### Directions
Wherever a line in the records contains the word "Ответ", return that line.

The records Start Marker

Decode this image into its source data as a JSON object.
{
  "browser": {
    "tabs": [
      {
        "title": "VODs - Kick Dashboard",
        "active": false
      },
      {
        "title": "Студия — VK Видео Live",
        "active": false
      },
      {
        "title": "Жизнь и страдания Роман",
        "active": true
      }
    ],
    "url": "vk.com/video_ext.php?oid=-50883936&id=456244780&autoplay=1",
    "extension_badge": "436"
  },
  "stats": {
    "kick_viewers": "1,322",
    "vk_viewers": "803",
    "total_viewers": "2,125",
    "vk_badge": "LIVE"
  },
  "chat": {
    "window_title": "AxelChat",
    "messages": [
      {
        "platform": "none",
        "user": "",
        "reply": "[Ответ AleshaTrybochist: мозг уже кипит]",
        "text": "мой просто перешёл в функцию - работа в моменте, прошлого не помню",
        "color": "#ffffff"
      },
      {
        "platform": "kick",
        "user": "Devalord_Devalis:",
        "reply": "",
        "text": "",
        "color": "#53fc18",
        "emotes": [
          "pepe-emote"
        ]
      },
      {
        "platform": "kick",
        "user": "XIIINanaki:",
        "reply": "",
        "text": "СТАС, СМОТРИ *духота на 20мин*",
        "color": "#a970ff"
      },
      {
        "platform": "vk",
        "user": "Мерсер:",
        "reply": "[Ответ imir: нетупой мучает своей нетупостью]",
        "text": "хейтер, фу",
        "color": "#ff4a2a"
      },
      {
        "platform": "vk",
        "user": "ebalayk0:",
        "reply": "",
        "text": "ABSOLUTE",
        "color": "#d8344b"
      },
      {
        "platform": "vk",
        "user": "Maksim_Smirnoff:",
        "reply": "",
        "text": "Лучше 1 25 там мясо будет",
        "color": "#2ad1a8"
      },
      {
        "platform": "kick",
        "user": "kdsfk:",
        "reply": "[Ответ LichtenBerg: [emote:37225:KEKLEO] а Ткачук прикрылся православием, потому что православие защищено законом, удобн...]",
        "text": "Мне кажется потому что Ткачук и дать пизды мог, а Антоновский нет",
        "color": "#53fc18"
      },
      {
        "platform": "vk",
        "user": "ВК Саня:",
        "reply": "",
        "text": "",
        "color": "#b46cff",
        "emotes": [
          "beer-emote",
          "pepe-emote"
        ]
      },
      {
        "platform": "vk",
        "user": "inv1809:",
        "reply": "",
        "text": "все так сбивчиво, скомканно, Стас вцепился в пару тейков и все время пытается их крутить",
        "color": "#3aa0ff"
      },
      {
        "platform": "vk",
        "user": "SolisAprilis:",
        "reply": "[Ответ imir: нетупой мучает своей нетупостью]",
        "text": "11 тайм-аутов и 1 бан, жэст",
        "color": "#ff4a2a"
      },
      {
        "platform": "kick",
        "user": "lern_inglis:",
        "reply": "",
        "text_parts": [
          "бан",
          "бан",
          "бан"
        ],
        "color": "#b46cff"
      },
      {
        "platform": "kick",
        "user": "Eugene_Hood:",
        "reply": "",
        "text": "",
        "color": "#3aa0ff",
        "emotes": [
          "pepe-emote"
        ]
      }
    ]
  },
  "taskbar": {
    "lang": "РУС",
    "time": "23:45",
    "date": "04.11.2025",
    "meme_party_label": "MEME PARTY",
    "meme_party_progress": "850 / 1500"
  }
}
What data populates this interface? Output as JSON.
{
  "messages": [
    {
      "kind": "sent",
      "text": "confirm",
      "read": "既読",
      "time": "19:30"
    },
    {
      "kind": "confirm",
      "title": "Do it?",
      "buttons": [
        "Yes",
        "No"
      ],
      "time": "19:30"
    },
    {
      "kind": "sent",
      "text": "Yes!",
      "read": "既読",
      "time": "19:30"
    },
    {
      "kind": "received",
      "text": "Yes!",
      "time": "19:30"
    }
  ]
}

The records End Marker

### Worked solution
        "reply": "[Ответ AleshaTrybochist: мозг уже кипит]",
        "reply": "[Ответ imir: нетупой мучает своей нетупостью]",
        "reply": "[Ответ LichtenBerg: [emote:37225:KEKLEO] а Ткачук прикрылся православием, потому что православие защищено законом, удобн...]",
        "reply": "[Ответ imir: нетупой мучает своей нетупостью]",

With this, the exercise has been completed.